Reminder of my Personal and Professional Purpose, Passion, and Cause
If only more of us viewed our precious environment through the filters I employ. If only my mission and vision could be multiplied untold orders of magnitude:
Mission: Employ writing and speaking to educate, inspire, and enable readers and listeners to understand, appreciate, and enjoy Nature… and accept and practice Earth Stewardship.
- People of all ages will pay greater attention to and engage more regularly with Nature… and will accept and practice informed and responsible Earth Stewardship.
- They will see their relationship to our natural world with new eyes… and will understand more clearly their Earth home.
Tagline/Motto: Steve (Great Blue Heron) encourages and seeks a better tomorrow through Nature-Inspired Living!
Steve’s Three Books
I wrote my books Nature Based Leadership (2016), Nature-Inspired Learning and Leading (2017), and Weaned Seals and Snowy Summits: Stories of Passion for Place and Everyday Nature (2019; co-authored with Dr. Jennifer Wilhoit) to encourage all citizens to recognize and appreciate that every lesson for living, learning, serving, and leading is either written indelibly in or is powerfully inspired by Nature.
I began writing books and Posts for several reasons:
- I love hiking and exploring in Nature
- I see images I want to (and do) capture with my trusty iPhone camera
- I enjoy explaining those images — an educator at heart
- I don’t play golf!
- I actually do love writing — it’s the hobby I never needed when my career consumed me
- Judy suggested my writing is in large measure my legacy to our two kids, our five grand kids, and all the unborn generations beyond
- And finally, perhaps my books and Blogs could reach beyond family and touch a few other lives… sow some seeds for the future
All three of my books (Nature Based Leadership; Nature-Inspired Learning and Leading; Weaned Seals and Snowy Summits) present compilations of personal experiences expressing my (and co-author Dr. Wilhoit for Weaned Seals and Snowy Summits) deep passion for Nature.
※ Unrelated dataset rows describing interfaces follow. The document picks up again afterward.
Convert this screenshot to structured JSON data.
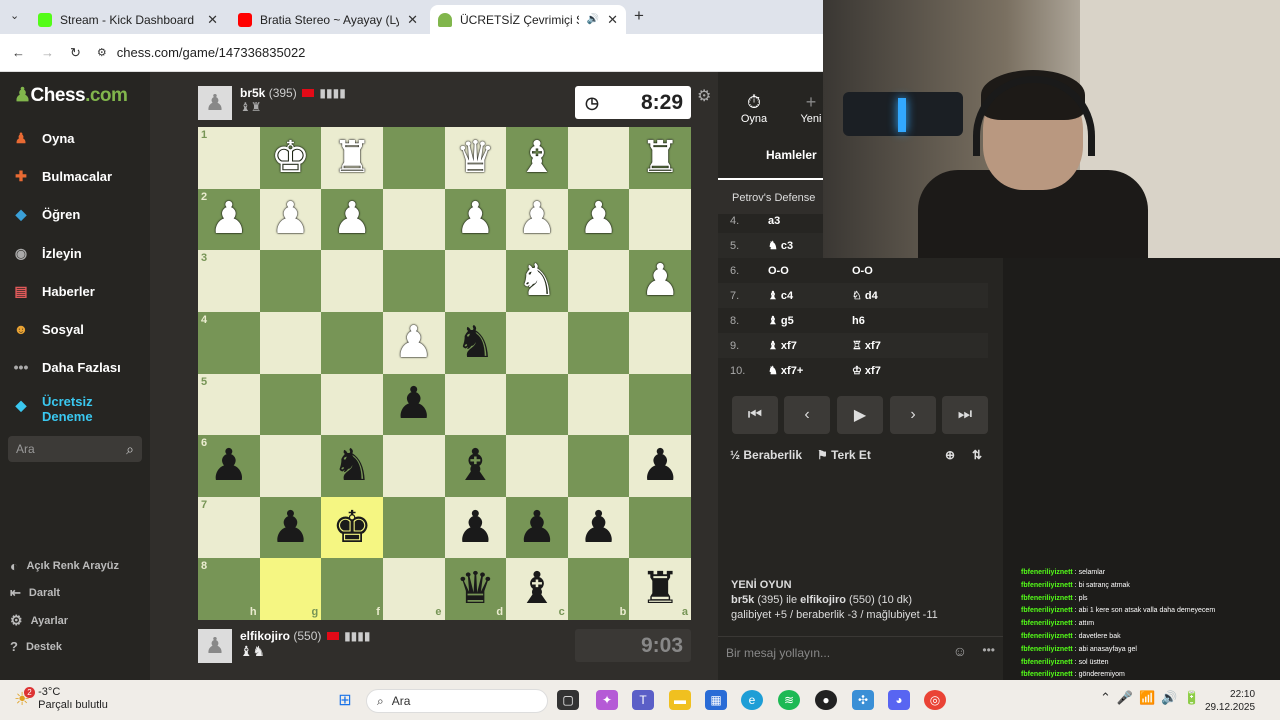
{
  "browser": {
    "tabs": [
      {
        "title": "Stream - Kick Dashboard",
        "color": "#53fc18"
      },
      {
        "title": "Bratia Stereo ~ Ayayay (Lyrics) f",
        "color": "#ff0000"
      },
      {
        "title": "ÜCRETSİZ Çevrimiçi Satranç",
        "color": "#81b64c"
      }
    ],
    "url": "chess.com/game/147336835022"
  },
  "sidebar": {
    "logo_main": "Chess",
    "logo_suffix": ".com",
    "items": [
      {
        "label": "Oyna",
        "icon": "pawn-icon",
        "color": "#e86a33"
      },
      {
        "label": "Bulmacalar",
        "icon": "puzzle-icon",
        "color": "#e86a33"
      },
      {
        "label": "Öğren",
        "icon": "cube-icon",
        "color": "#3aa0d8"
      },
      {
        "label": "İzleyin",
        "icon": "binoculars-icon",
        "color": "#888"
      },
      {
        "label": "Haberler",
        "icon": "newspaper-icon",
        "color": "#c33"
      },
      {
        "label": "Sosyal",
        "icon": "people-icon",
        "color": "#e8a233"
      },
      {
        "label": "Daha Fazlası",
        "icon": "dots-icon",
        "color": "#888"
      },
      {
        "label": "Ücretsiz Deneme",
        "icon": "diamond-icon",
        "color": "#3ac8f0"
      }
    ],
    "search_placeholder": "Ara",
    "bottom": [
      "Açık Renk Arayüz",
      "Daralt",
      "Ayarlar",
      "Destek"
    ]
  },
  "top_player": {
    "name": "br5k",
    "rating": "(395)",
    "clock": "8:29"
  },
  "bottom_player": {
    "name": "elfikojiro",
    "rating": "(550)",
    "clock": "9:03"
  },
  "board": {
    "ranks": [
      "1",
      "2",
      "3",
      "4",
      "5",
      "6",
      "7",
      "8"
    ],
    "files": [
      "h",
      "g",
      "f",
      "e",
      "d",
      "c",
      "b",
      "a"
    ],
    "rows": [
      [
        "",
        "wK",
        "wR",
        "",
        "wQ",
        "wB",
        "",
        "wR"
      ],
      [
        "wP",
        "wP",
        "wP",
        "",
        "wP",
        "wP",
        "wP",
        ""
      ],
      [
        "",
        "",
        "",
        "",
        "",
        "wN",
        "",
        "wP"
      ],
      [
        "",
        "",
        "",
        "wP",
        "bN",
        "",
        "",
        ""
      ],
      [
        "",
        "",
        "",
        "bP",
        "",
        "",
        "",
        ""
      ],
      [
        "bP",
        "",
        "bN",
        "",
        "bB",
        "",
        "",
        "bP"
      ],
      [
        "",
        "bP",
        "bK",
        "",
        "bP",
        "bP",
        "bP",
        ""
      ],
      [
        "",
        "",
        "",
        "",
        "bQ",
        "bB",
        "",
        "bR"
      ]
    ],
    "highlights": [
      [
        6,
        2
      ],
      [
        7,
        1
      ]
    ]
  },
  "panel": {
    "tab_play": "Oyna",
    "tab_new": "Yeni",
    "moves_tab": "Hamleler",
    "opening": "Petrov's Defense",
    "moves": [
      {
        "n": "4.",
        "w": "a3",
        "b": ""
      },
      {
        "n": "5.",
        "w": "♞ c3",
        "b": ""
      },
      {
        "n": "6.",
        "w": "O-O",
        "b": "O-O"
      },
      {
        "n": "7.",
        "w": "♝ c4",
        "b": "♘ d4"
      },
      {
        "n": "8.",
        "w": "♝ g5",
        "b": "h6"
      },
      {
        "n": "9.",
        "w": "♝ xf7",
        "b": "♖ xf7"
      },
      {
        "n": "10.",
        "w": "♞ xf7+",
        "b": "♔ xf7"
      }
    ],
    "draw": "Beraberlik",
    "resign": "Terk Et",
    "new_game_title": "YENİ OYUN",
    "new_game_p1": "br5k",
    "new_game_p1_rating": "(395)",
    "new_game_with": "ile",
    "new_game_p2": "elfikojiro",
    "new_game_p2_rating": "(550) (10 dk)",
    "record": "galibiyet +5 / beraberlik -3 / mağlubiyet -11",
    "message_placeholder": "Bir mesaj yollayın..."
  },
  "chat": [
    {
      "user": "fbfeneriliyiznett",
      "text": "selamlar"
    },
    {
      "user": "fbfeneriliyiznett",
      "text": "bi satranç atmak"
    },
    {
      "user": "fbfeneriliyiznett",
      "text": "pls"
    },
    {
      "user": "fbfeneriliyiznett",
      "text": "abi 1 kere son atsak valla daha demeyecem"
    },
    {
      "user": "fbfeneriliyiznett",
      "text": "attım"
    },
    {
      "user": "fbfeneriliyiznett",
      "text": "davetlere bak"
    },
    {
      "user": "fbfeneriliyiznett",
      "text": "abi anasayfaya gel"
    },
    {
      "user": "fbfeneriliyiznett",
      "text": "sol üstten"
    },
    {
      "user": "fbfeneriliyiznett",
      "text": "gönderemiyom"
    }
  ],
  "taskbar": {
    "temp": "-3°C",
    "weather": "Parçalı bulutlu",
    "weather_badge": "2",
    "search": "Ara",
    "time": "22:10",
    "date": "29.12.2025"
  }
}
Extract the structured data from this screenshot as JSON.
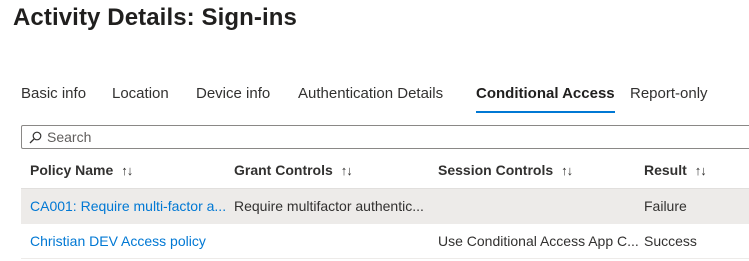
{
  "page": {
    "title": "Activity Details: Sign-ins"
  },
  "tabs": [
    {
      "label": "Basic info"
    },
    {
      "label": "Location"
    },
    {
      "label": "Device info"
    },
    {
      "label": "Authentication Details"
    },
    {
      "label": "Conditional Access",
      "active": true
    },
    {
      "label": "Report-only"
    }
  ],
  "search": {
    "placeholder": "Search",
    "value": ""
  },
  "table": {
    "columns": [
      {
        "label": "Policy Name",
        "sort_icon": "↑↓"
      },
      {
        "label": "Grant Controls",
        "sort_icon": "↑↓"
      },
      {
        "label": "Session Controls",
        "sort_icon": "↑↓"
      },
      {
        "label": "Result",
        "sort_icon": "↑↓"
      }
    ],
    "rows": [
      {
        "policy_name": "CA001: Require multi-factor a...",
        "grant_controls": "Require multifactor authentic...",
        "session_controls": "",
        "result": "Failure",
        "selected": true
      },
      {
        "policy_name": "Christian DEV Access policy",
        "grant_controls": "",
        "session_controls": "Use Conditional Access App C...",
        "result": "Success",
        "selected": false
      }
    ]
  },
  "colors": {
    "accent": "#0078d4",
    "selected_row": "#edebe9"
  }
}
All three books offer observations and reflections on my relationship to the natural world… and the broader implications for society. Order any and all from your local indie bookstore, or find them on IndieBound or other online sources such as Amazon and LifeRich.